The first hour wasn’t too bad, and we were even rewarded with the most magnificent sunset view!
After we marveled at the sunset, it began to get dark very quickly, so we turned on our headlamps and continued our trek up the steep and rocky terrain. This last part, unbeknownst to me, ended up being one of the hardest things I had ever done in my life. It’s hard to describe the terror I felt during the last hour. Hiking to the summit took every ounce of endurance in me. The incline was vigorously steep, the terrain was slippery, and the wind was fearfully strong. It was pitch black, except for the dim light tunnel from my headlamp. As the altitude and exhaustion began taking a toll on my body, I started praying intensely for God to give me strength to persevere, because I really did not think I could do it. What I heard God whispering repeatedly to me was, “It’s going to be okay. Just focus on the next step, nothing further. One step at a time. Trust me.” So, for the final hour of climbing up that summit, that’s what I did. I no longer strained my eyes to assess the distance and difficulty the path ahead appeared to be. I simply kept my head down and focused on making sure my next step would be sturdy and safe. Every time fear overcame me again and I felt the urge to give up, I held onto God’s words in Isaiah 43:2 “When you are in deep waters, I will be with you.”
I finally made it to the summit along with everyone else, and wow. Just WOW! We were only 80′ away from the crater, and we watched in awe-inspired silence at the mesmerizing scene of the volcano’s fierce eruptions in front of us. It was a deeply profound moment that made every painful step to arrive there will worth it.
We had a professional photographer in our group, and the above photos were captured by him (IG handle @keksmajor). The amateur ones below are from my trusty iPhone!
By the time we got back down to the base, it was 10pm and we were completely famished. Our guide prepared some pasta and mulled wine for us, which tasted absolutely heavenly given how cold and hungry we all were!
We finished off the night with some s’mores (because you can’t say you camped without having s’mores!) and then retreated into our tents to sleep. I thought I would sleep really well given how physically exhausted I was, but the chill of the wind, plus the sound of the constant eruptions kept me up for most of the night.

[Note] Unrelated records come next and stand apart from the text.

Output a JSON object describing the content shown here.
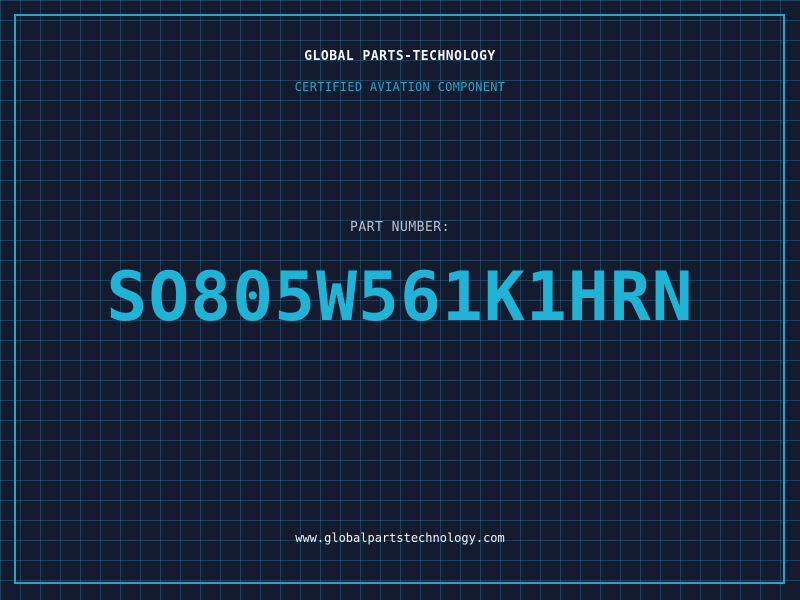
{
  "header": {
    "company_name": "GLOBAL PARTS-TECHNOLOGY",
    "subtitle": "CERTIFIED AVIATION COMPONENT"
  },
  "part": {
    "label": "PART NUMBER:",
    "number": "SO805W561K1HRN"
  },
  "footer": {
    "website": "www.globalpartstechnology.com"
  },
  "colors": {
    "background": "#141b2f",
    "grid": "#2896be",
    "accent": "#1fa6c9",
    "text": "#f2f5fa"
  }
}
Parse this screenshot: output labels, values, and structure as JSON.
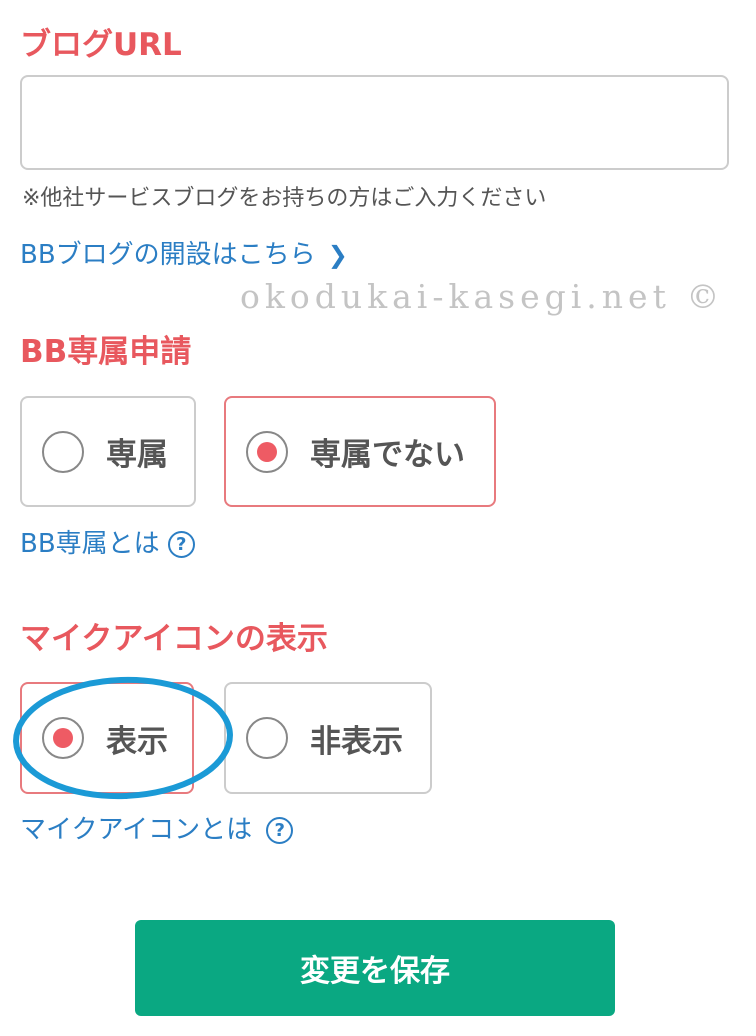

I found myself drifting in and out of sleep, and soon, I heard our guide’s alarm go off, signaling that it was 5:30am and time for us to wake up to watch the sunrise.
Our guide did say we had the option to remain in our tent if we wanted to skip the sunrise, but how could we give up the chance to watch sunrise beneath an active volcano? We piled on layers of clothing and braved the morning chill together as we hiked about 30 minutes to the spot where we witnessed the most magical sunrise amongst the clouds!
Our guide even made us breakfast while we watched the sunrise!
From our spot, we could also see Volcano Fuego erupting from a distance, which was super cool.
After breakfast, we made our way back down to the base to pack everything up, and then we all hiked back down where the minivan was waiting to take us back to Antigua.
It felt truly phenomenal to have achieved this hike, and to experience the volcano the way that we did. If you are planning to visit Guatemala, I would definitely recommend you put this on your bucket list there!